Baptist Health is one step closer to providing even greater access to comprehensive cancer care as the final steel beams were placed for the new Baptist MD Anderson Cancer Center in Jacksonville, Florida.
Local officials, Baptist Health team members and MD Anderson Cancer Center leaders joined the project team partners to celebrate the topping out ceremony for the new nine-story cancer center, expected to be completed in late spring of 2018. The final two beams, signed by patients, family members, visitors, team members and physicians, were ceremoniously raised to the top of the iconic building.
Baptist Health with MD Anderson chose DPR Construction in partnership with Perry-McCall Construction to build their new, 330,000-square-foot freestanding cancer treatment facility, as well as a 250,000-square-foot parking deck for a total of 580,000 square feet of new construction, which will transform oncology care delivery throughout the Southeast.

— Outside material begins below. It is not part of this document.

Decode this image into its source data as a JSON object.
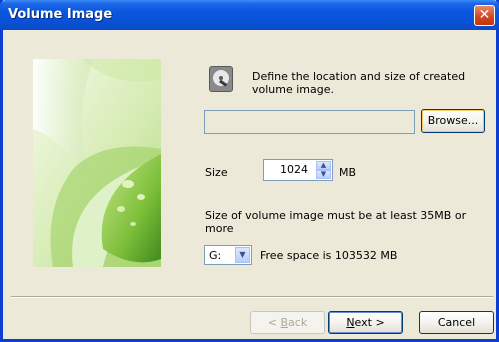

More than 1,200 workers from 45 different subcontractors have been involved in the complex and highly collaborative project.
In addition to the highly collaborative process, the complexity of the project required the use of the latest technologies and building techniques. To be able to start the vertical construction of the treatment center, the team needed to stabilize the ground. This was done using a soil stabilization technique that required drilling 22-foot holes in the ground every 10 feet and filling them with concrete. More than 2,000 rigid inclusions were installed to support the 580,000 square feet of new construction.

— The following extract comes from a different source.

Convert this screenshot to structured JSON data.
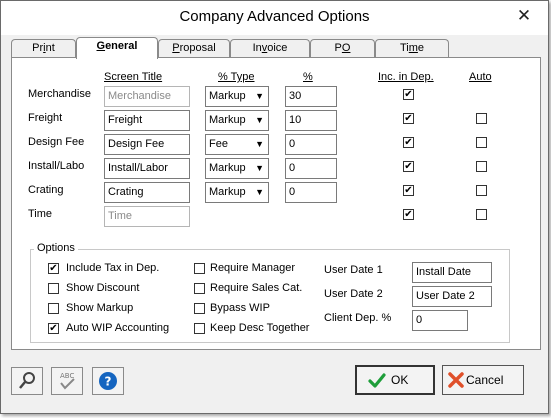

To keep the project moving on a fast-track, the project partners used advanced 3-D modeling technology to completely design the project.
The new cancer center is being built on San Marco Boulevard across from the existing Baptist MD Anderson, which opened in October 2015. Once complete, the more than $150-million center will dramatically expand cancer care and provide hope for adult patients in the region and will be triple the size of the current Baptist MD Anderson Cancer.
The project was designed by Freeman White and HKS Architects.